"As a rule," she added, "I believe that our investigations are thorough."
Garrison's investigators concluded that the Pentagon faced quiet but "intense" political pressure to quickly resolve the urination incident. It had infuriated Afghan President Hamid Karzai and strained relations between the two governments. Karzai urged the American government to "apply the most severe punishment" possible. In response, a White House spokesman conveyed President' Obama's concern, calling the video "unacceptable." But it was then-Defense Secretary Leon Panetta, Navy Secretary Ray Mabus and then-Secretary of State Hillary Clinton who delivered the administration's sharpest public rebuke, including the promise of full accountability.
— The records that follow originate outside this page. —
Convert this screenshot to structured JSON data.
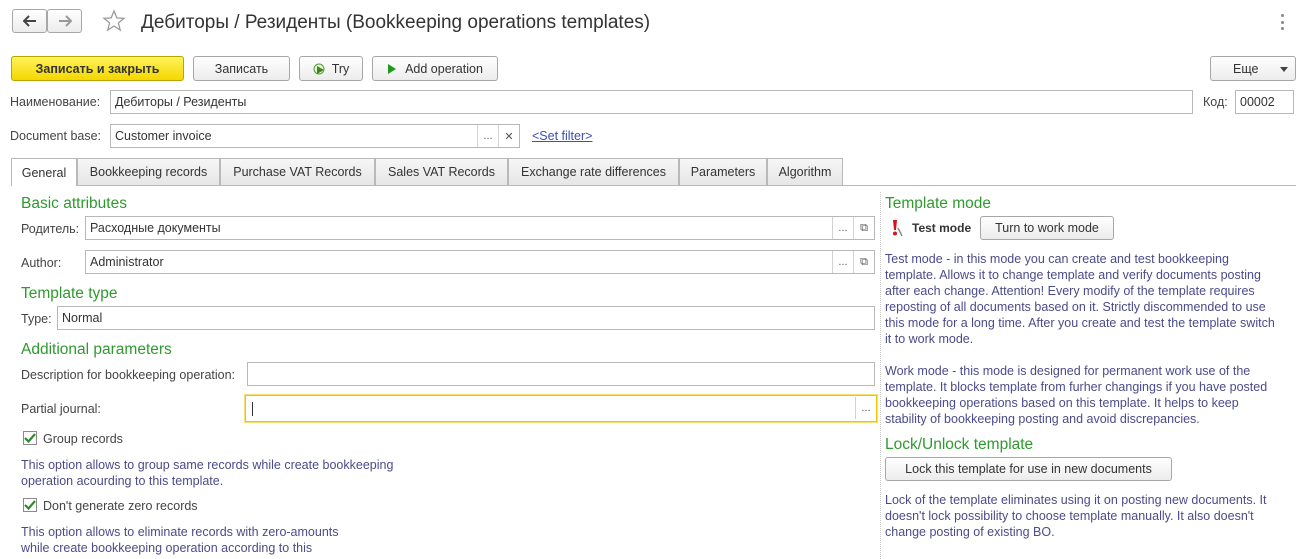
{
  "window": {
    "title": "Дебиторы / Резиденты (Bookkeeping operations templates)"
  },
  "toolbar": {
    "save_close": "Записать и закрыть",
    "save": "Записать",
    "try": "Try",
    "add_operation": "Add operation",
    "more": "Еще"
  },
  "header": {
    "name_label": "Наименование:",
    "name_value": "Дебиторы / Резиденты",
    "code_label": "Код:",
    "code_value": "00002",
    "doc_base_label": "Document base:",
    "doc_base_value": "Customer invoice",
    "set_filter": "<Set filter>"
  },
  "tabs": [
    {
      "label": "General",
      "active": true
    },
    {
      "label": "Bookkeeping records"
    },
    {
      "label": "Purchase VAT Records"
    },
    {
      "label": "Sales VAT Records"
    },
    {
      "label": "Exchange rate differences"
    },
    {
      "label": "Parameters"
    },
    {
      "label": "Algorithm"
    }
  ],
  "general": {
    "basic_attributes": "Basic attributes",
    "parent_label": "Родитель:",
    "parent_value": "Расходные документы",
    "author_label": "Author:",
    "author_value": "Administrator",
    "template_type": "Template type",
    "type_label": "Type:",
    "type_value": "Normal",
    "additional_parameters": "Additional parameters",
    "description_label": "Description for bookkeeping operation:",
    "description_value": "",
    "partial_journal_label": "Partial journal:",
    "partial_journal_value": "",
    "group_records_label": "Group records",
    "group_records_checked": true,
    "group_records_note": "This option allows to group same records while create bookkeeping operation acourding to this template.",
    "zero_records_label": "Don't generate zero records",
    "zero_records_checked": true,
    "zero_records_note": "This option allows to eliminate records with zero-amounts while create bookkeeping operation according to this"
  },
  "template_mode": {
    "title": "Template mode",
    "status": "Test mode",
    "turn_button": "Turn to work mode",
    "test_desc": "Test mode - in this mode you can create and test bookkeeping template. Allows it to change template and verify documents posting after each change. Attention! Every modify of the template requires reposting of all documents based on it. Strictly discommended to use this mode for a long time. After you create and test the template switch it to work mode.",
    "work_desc": "Work mode - this mode is designed for permanent work use of the template. It blocks template from furher changings if you have posted bookkeeping operations based on this template. It helps to keep stability of bookkeeping posting and avoid discrepancies."
  },
  "lock": {
    "title": "Lock/Unlock template",
    "button": "Lock this template for use in new documents",
    "desc": "Lock of the template eliminates using it on posting new documents. It doesn't lock possibility to choose template manually. It also doesn't change posting of existing BO."
  },
  "icons": {
    "back": "arrow-left-icon",
    "forward": "arrow-right-icon",
    "star": "star-icon",
    "try": "try-icon",
    "add": "play-icon",
    "warning": "exclamation-icon"
  },
  "colors": {
    "accent_green": "#2f9a2f",
    "note_text": "#4b4b8a",
    "primary_button": "#f4d700",
    "link": "#3b4fb8"
  }
}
Behind the scenes, Amos and other senior Marine Corps leaders were well aware of the outside interest in seeing the matter dealt with swiftly, according to the inspector general's report. "The concerns of civilian leadership at the White House included a desire for a quick resolution to the matter," it states.
But that's routine anytime such high-profile incidents occur, a senior Defense Department official intimately familiar with the case told Marine Corps Times. "The White House always — you saw it with San Bernardino: People want answers right now. And of course, investigations take time," the official said, referencing the terror attack Dec. 2 that left 14 dead and 22 wounded after a mass shooting in southern California. The official requested anonymity to discuss the matter freely.
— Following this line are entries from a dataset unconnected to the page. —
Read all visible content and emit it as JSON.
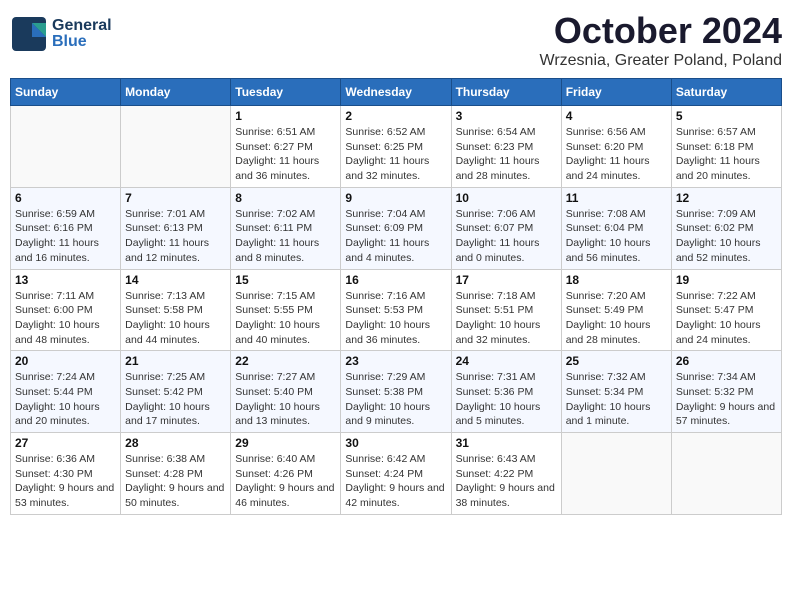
{
  "header": {
    "logo_general": "General",
    "logo_blue": "Blue",
    "month_title": "October 2024",
    "location": "Wrzesnia, Greater Poland, Poland"
  },
  "days_of_week": [
    "Sunday",
    "Monday",
    "Tuesday",
    "Wednesday",
    "Thursday",
    "Friday",
    "Saturday"
  ],
  "weeks": [
    [
      {
        "day": "",
        "info": ""
      },
      {
        "day": "",
        "info": ""
      },
      {
        "day": "1",
        "sunrise": "6:51 AM",
        "sunset": "6:27 PM",
        "daylight": "11 hours and 36 minutes."
      },
      {
        "day": "2",
        "sunrise": "6:52 AM",
        "sunset": "6:25 PM",
        "daylight": "11 hours and 32 minutes."
      },
      {
        "day": "3",
        "sunrise": "6:54 AM",
        "sunset": "6:23 PM",
        "daylight": "11 hours and 28 minutes."
      },
      {
        "day": "4",
        "sunrise": "6:56 AM",
        "sunset": "6:20 PM",
        "daylight": "11 hours and 24 minutes."
      },
      {
        "day": "5",
        "sunrise": "6:57 AM",
        "sunset": "6:18 PM",
        "daylight": "11 hours and 20 minutes."
      }
    ],
    [
      {
        "day": "6",
        "sunrise": "6:59 AM",
        "sunset": "6:16 PM",
        "daylight": "11 hours and 16 minutes."
      },
      {
        "day": "7",
        "sunrise": "7:01 AM",
        "sunset": "6:13 PM",
        "daylight": "11 hours and 12 minutes."
      },
      {
        "day": "8",
        "sunrise": "7:02 AM",
        "sunset": "6:11 PM",
        "daylight": "11 hours and 8 minutes."
      },
      {
        "day": "9",
        "sunrise": "7:04 AM",
        "sunset": "6:09 PM",
        "daylight": "11 hours and 4 minutes."
      },
      {
        "day": "10",
        "sunrise": "7:06 AM",
        "sunset": "6:07 PM",
        "daylight": "11 hours and 0 minutes."
      },
      {
        "day": "11",
        "sunrise": "7:08 AM",
        "sunset": "6:04 PM",
        "daylight": "10 hours and 56 minutes."
      },
      {
        "day": "12",
        "sunrise": "7:09 AM",
        "sunset": "6:02 PM",
        "daylight": "10 hours and 52 minutes."
      }
    ],
    [
      {
        "day": "13",
        "sunrise": "7:11 AM",
        "sunset": "6:00 PM",
        "daylight": "10 hours and 48 minutes."
      },
      {
        "day": "14",
        "sunrise": "7:13 AM",
        "sunset": "5:58 PM",
        "daylight": "10 hours and 44 minutes."
      },
      {
        "day": "15",
        "sunrise": "7:15 AM",
        "sunset": "5:55 PM",
        "daylight": "10 hours and 40 minutes."
      },
      {
        "day": "16",
        "sunrise": "7:16 AM",
        "sunset": "5:53 PM",
        "daylight": "10 hours and 36 minutes."
      },
      {
        "day": "17",
        "sunrise": "7:18 AM",
        "sunset": "5:51 PM",
        "daylight": "10 hours and 32 minutes."
      },
      {
        "day": "18",
        "sunrise": "7:20 AM",
        "sunset": "5:49 PM",
        "daylight": "10 hours and 28 minutes."
      },
      {
        "day": "19",
        "sunrise": "7:22 AM",
        "sunset": "5:47 PM",
        "daylight": "10 hours and 24 minutes."
      }
    ],
    [
      {
        "day": "20",
        "sunrise": "7:24 AM",
        "sunset": "5:44 PM",
        "daylight": "10 hours and 20 minutes."
      },
      {
        "day": "21",
        "sunrise": "7:25 AM",
        "sunset": "5:42 PM",
        "daylight": "10 hours and 17 minutes."
      },
      {
        "day": "22",
        "sunrise": "7:27 AM",
        "sunset": "5:40 PM",
        "daylight": "10 hours and 13 minutes."
      },
      {
        "day": "23",
        "sunrise": "7:29 AM",
        "sunset": "5:38 PM",
        "daylight": "10 hours and 9 minutes."
      },
      {
        "day": "24",
        "sunrise": "7:31 AM",
        "sunset": "5:36 PM",
        "daylight": "10 hours and 5 minutes."
      },
      {
        "day": "25",
        "sunrise": "7:32 AM",
        "sunset": "5:34 PM",
        "daylight": "10 hours and 1 minute."
      },
      {
        "day": "26",
        "sunrise": "7:34 AM",
        "sunset": "5:32 PM",
        "daylight": "9 hours and 57 minutes."
      }
    ],
    [
      {
        "day": "27",
        "sunrise": "6:36 AM",
        "sunset": "4:30 PM",
        "daylight": "9 hours and 53 minutes."
      },
      {
        "day": "28",
        "sunrise": "6:38 AM",
        "sunset": "4:28 PM",
        "daylight": "9 hours and 50 minutes."
      },
      {
        "day": "29",
        "sunrise": "6:40 AM",
        "sunset": "4:26 PM",
        "daylight": "9 hours and 46 minutes."
      },
      {
        "day": "30",
        "sunrise": "6:42 AM",
        "sunset": "4:24 PM",
        "daylight": "9 hours and 42 minutes."
      },
      {
        "day": "31",
        "sunrise": "6:43 AM",
        "sunset": "4:22 PM",
        "daylight": "9 hours and 38 minutes."
      },
      {
        "day": "",
        "info": ""
      },
      {
        "day": "",
        "info": ""
      }
    ]
  ],
  "labels": {
    "sunrise_prefix": "Sunrise: ",
    "sunset_prefix": "Sunset: ",
    "daylight_prefix": "Daylight: "
  }
}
In this regard, there was nothing atypical about the urination incident — "there was no more intensity than the norm," the official said. "When things like this happen, invariably the White House calls and says 'what the hell is going on?'"
By January 2012, when the urination video surfaced, Amos had held two prominent four-star jobs in the Pentagon over a span of three-plus years, much of that time with Barack Obama as the commander in chief. It's not entirely clear how Amos interpreted the White House's intent or its sense of urgency in resolving the urination incident.
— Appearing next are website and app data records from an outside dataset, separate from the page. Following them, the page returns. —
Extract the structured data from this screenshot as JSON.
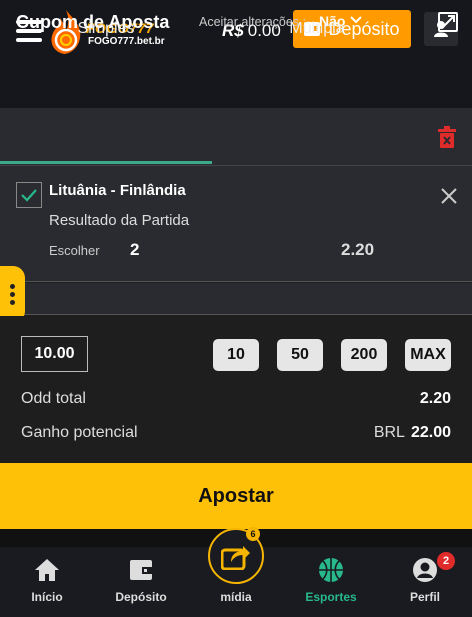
{
  "header": {
    "logo_text": "FOGO777",
    "logo_domain": "FOGO777.bet.br",
    "balance_currency": "R$",
    "balance_value": "0.00",
    "deposit_label": "Depósito"
  },
  "coupon": {
    "title": "Cupom de Aposta",
    "accept_label": "Aceitar alterações :",
    "accept_value": "Não"
  },
  "tabs": {
    "simple": "Simples",
    "multiple": "Múltipla"
  },
  "bet": {
    "match": "Lituânia - Finlândia",
    "market": "Resultado da Partida",
    "choose_label": "Escolher",
    "selection": "2",
    "odd": "2.20"
  },
  "stake": {
    "value": "10.00",
    "quick": [
      "10",
      "50",
      "200",
      "MAX"
    ],
    "odd_total_label": "Odd total",
    "odd_total_value": "2.20",
    "gain_label": "Ganho potencial",
    "gain_currency": "BRL",
    "gain_value": "22.00"
  },
  "apostar_label": "Apostar",
  "nav": {
    "items": [
      {
        "label": "Início"
      },
      {
        "label": "Depósito"
      },
      {
        "label": "mídia"
      },
      {
        "label": "Esportes"
      },
      {
        "label": "Perfil"
      }
    ],
    "midia_badge": "6",
    "perfil_badge": "2"
  },
  "colors": {
    "accent_yellow": "#ffc107",
    "deposit_orange": "#ff9a00",
    "active_green": "#28b98a",
    "danger_red": "#e02b2b"
  }
}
While he told the inspector general's investigators that public comments about the urination scandal could be cited by the Marines' defense attorneys as unlawful command influence, Amos nonetheless was embarrassed by the incident and "believed" that he, too, had to release a written statement condemning the video, the report states.
"We're always under pressure to do things that maybe aren't the right things to do," the senior defense official said. "But most of us don't succumb to that pressure. We're paid to not succumb to it."
In the end, eight Marines were punished as a consequence of the urination video. Only one, an officer, was separated from the service involuntarily. Yet the others believed their military careers were indeed crushed, even if they weren't forced out of the Marine Corps. The incident became a stain on their records, stifling their chances of moving up in rank.
"The question becomes how to prevent such abuses of power from ever happening again," Thweatt said. "It starts with a candid discussion of what actually happened, regardless of the ranks or power of those involved. That's why I filed the FOIA lawsuit — because I knew that there was unlawful misconduct and some alarming behavior at the highest levels of the Marine Corps which the IG somehow concluded did not occur. So we had to find out how the IG determined that two plus two equals five."
This episode should be studied, Thweatt concluded, not just by lawyers, but by the military's next generation of enlisted leaders and officers. "Good or bad," he said, "the Marine Corps gets exactly what it trains its Marines for, and permits or encourages them to do. ... We can condemn it retroactively, but with training and professional education, we can prevent it."
View the Defense Department Inspector General's full reports: